Spoiler alert: Jesus cares. God cares. We aren’t meant to live in fear. We are meant to have faith in God and our friends to help us navigate the inevitable storms of life.

Ask the youth: “Since you know more of Jesus’ life story, can we name together some of the ways Jesus cared for others?” (Welcoming children, healing multitudes, resurrecting Lazarus, standing up for the marginalized, talking with the woman at the well, saving the adulterous woman, and on and on.)

Say something like: Understandably, the disciples were filled with fear and thought only of their own lives. Their fear might have made them forget who was in the boat with them. Jesus rises and rebukes (yells at with force) the wind and the waves instead of yelling at his disciples for waking him up. In verse 40, do you think Jesus was reprimanding his disciples for being faithless and fearful? Was Jesus feeling upset, or do you think he was asking that question out of genuine concern? (Or maybe, was he making light of the situation by saying it with a tone that implied, “Guys, remember . . . it’s me, Jesus. I got this.”

(Take time to invite answers. It’s also pretty comical that Jesus says, “Be quiet. Be still. Why are you even afraid?” and then in verse 41, the disciples remain terrified.)

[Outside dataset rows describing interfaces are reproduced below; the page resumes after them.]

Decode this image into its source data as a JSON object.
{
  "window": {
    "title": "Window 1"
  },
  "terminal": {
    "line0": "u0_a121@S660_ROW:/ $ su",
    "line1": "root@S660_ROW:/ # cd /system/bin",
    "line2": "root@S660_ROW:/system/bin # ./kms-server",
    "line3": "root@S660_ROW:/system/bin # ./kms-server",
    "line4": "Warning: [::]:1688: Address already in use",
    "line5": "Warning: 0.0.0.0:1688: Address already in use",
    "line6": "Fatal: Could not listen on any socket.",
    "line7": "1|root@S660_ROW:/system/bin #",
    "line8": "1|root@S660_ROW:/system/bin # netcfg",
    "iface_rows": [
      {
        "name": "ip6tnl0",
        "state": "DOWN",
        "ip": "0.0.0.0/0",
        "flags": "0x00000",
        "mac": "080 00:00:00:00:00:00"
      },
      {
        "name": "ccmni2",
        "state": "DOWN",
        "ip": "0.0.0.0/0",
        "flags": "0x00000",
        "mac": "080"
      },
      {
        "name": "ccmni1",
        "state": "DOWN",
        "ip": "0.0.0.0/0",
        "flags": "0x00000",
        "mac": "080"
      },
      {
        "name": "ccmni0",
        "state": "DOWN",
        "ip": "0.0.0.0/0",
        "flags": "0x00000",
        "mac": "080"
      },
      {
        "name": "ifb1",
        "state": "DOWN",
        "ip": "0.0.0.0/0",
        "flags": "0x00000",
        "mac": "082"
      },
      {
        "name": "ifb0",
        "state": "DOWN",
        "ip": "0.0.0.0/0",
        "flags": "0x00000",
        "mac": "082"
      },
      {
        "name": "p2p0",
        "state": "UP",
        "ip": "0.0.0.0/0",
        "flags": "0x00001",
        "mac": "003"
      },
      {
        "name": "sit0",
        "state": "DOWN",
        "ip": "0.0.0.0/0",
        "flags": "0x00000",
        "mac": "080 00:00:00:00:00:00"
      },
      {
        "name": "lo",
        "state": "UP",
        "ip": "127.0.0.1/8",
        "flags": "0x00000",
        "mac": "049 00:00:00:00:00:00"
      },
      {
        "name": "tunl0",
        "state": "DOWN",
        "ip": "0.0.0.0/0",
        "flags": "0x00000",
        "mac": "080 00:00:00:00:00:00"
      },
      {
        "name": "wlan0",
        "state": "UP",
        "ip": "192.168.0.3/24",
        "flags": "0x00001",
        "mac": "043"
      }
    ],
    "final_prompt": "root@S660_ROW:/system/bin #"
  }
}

Say something like: Jesus understands fear and doubt. Jesus experiences those feelings as a person during his time on Earth. The storms in our personal journeys can be distractions, and there will be storms. We don’t get to avoid them and sail through life on rainbows and sunshine. Storms can be painful, scary, and sometimes devastating, but this story reminds us that there is hope. When storms distract us, we can easily confuse ourselves in fear and forget that there are others with us to help us weather the storm. Jesus is always there, and he cares. He cares not just that we listen to him or obey him like the storm does. Jesus cares enough to be with us through the storm, no matter what. As we try and live a life like Jesus, acting like disciples, we should also be able to rely on our brothers and sisters in the storms of life as well.


Serving Others:

Listed below is a compilation of in-person and at-home virtual service opportunities. Many are low preparation and, in some cases, are as simple as filling out an online form. Choose one or two or perhaps start a calendar with students to determine which projects your group would like to sponsor together.


  • How did you feel looking for opportunities to show others that you care?
  • How did you feel after you completed the service project?
  • How do you think our project offered hope?
  • How can we continue to work to spread hope to others who are weathering storms?

Say something like: Jesus cared for others in rich and tangible ways. Sometimes one of the best ways we can weather the storms in our life is to lean into our ability to care for others and be cared for ourselves. When we are overcome with fear and only look inward, we quickly lose perspective and hope. What will you do this week to keep your own hope alive?

Close your time together in a manner that is typical for you. Consider taking joys and concerns, then asking for a volunteer to close in prayer.

Needed Resources

  • Bible
  • Materials for chosen service project(s)
  • Calendar for planning future projects.

In This Series...

Pentecost, Year B - Lectionary Planning Notes Trinity Sunday, Year B - Lectionary Planning Notes Second Sunday after Pentecost, Year B - Lectionary Planning Notes Third Sunday after Pentecost, Year B - Lectionary Planning Notes Fourth Sunday after Pentecost, Year B - Lectionary Planning Notes Fifth Sunday after Pentecost, Year B - Lectionary Planning Notes